WHAT TO DO: Report every line of the data where the string "price" appears.

TASK MATERIAL:
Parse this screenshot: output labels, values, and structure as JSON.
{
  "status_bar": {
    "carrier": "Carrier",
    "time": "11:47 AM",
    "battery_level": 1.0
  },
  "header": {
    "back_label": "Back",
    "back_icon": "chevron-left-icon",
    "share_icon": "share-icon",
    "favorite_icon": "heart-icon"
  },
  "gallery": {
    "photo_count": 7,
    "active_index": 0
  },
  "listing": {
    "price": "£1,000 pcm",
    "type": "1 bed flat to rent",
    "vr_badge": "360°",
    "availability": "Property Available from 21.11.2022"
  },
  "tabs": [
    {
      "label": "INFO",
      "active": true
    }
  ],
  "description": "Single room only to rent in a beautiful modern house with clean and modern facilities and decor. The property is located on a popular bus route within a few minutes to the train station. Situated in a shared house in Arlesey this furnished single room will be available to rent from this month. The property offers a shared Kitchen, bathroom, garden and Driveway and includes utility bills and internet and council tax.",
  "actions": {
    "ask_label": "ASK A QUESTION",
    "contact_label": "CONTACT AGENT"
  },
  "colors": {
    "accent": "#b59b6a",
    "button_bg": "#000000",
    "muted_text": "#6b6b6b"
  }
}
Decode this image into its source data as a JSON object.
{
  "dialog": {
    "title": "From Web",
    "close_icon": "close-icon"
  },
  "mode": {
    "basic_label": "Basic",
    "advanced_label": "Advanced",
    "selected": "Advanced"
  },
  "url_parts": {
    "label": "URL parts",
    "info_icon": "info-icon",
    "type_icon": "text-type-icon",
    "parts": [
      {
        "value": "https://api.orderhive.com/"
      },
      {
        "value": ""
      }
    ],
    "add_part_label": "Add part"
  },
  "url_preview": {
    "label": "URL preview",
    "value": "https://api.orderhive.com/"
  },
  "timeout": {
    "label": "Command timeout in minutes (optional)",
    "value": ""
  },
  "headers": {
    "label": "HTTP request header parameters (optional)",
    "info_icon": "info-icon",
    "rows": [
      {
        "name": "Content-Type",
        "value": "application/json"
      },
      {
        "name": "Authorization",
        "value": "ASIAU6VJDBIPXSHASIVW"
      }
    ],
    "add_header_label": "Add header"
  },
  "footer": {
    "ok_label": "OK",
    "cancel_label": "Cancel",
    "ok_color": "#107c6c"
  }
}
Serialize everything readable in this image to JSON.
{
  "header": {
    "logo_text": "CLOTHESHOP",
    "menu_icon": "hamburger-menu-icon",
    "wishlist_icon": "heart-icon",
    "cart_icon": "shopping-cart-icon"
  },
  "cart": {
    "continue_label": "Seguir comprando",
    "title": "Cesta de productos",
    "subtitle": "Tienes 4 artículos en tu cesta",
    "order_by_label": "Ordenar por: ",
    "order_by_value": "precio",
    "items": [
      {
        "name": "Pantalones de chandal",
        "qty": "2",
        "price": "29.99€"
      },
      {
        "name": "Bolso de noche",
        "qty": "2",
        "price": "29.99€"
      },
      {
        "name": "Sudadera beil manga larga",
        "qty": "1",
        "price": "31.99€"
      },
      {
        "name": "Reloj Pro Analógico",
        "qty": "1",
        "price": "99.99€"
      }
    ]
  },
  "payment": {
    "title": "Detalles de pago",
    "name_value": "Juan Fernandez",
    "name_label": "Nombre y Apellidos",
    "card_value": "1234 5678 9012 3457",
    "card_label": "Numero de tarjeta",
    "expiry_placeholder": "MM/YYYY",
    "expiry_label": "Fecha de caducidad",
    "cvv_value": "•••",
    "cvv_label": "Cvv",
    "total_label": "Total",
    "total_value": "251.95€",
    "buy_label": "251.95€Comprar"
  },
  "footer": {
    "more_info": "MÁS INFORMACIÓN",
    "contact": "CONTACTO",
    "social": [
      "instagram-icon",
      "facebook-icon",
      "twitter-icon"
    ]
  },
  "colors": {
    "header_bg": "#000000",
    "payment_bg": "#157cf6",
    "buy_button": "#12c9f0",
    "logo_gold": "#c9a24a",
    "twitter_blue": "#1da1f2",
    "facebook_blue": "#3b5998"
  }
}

SOLVED PROBLEM:
    "price": "£1,000 pcm",
        "price": "29.99€"
        "price": "29.99€"
        "price": "31.99€"
        "price": "99.99€"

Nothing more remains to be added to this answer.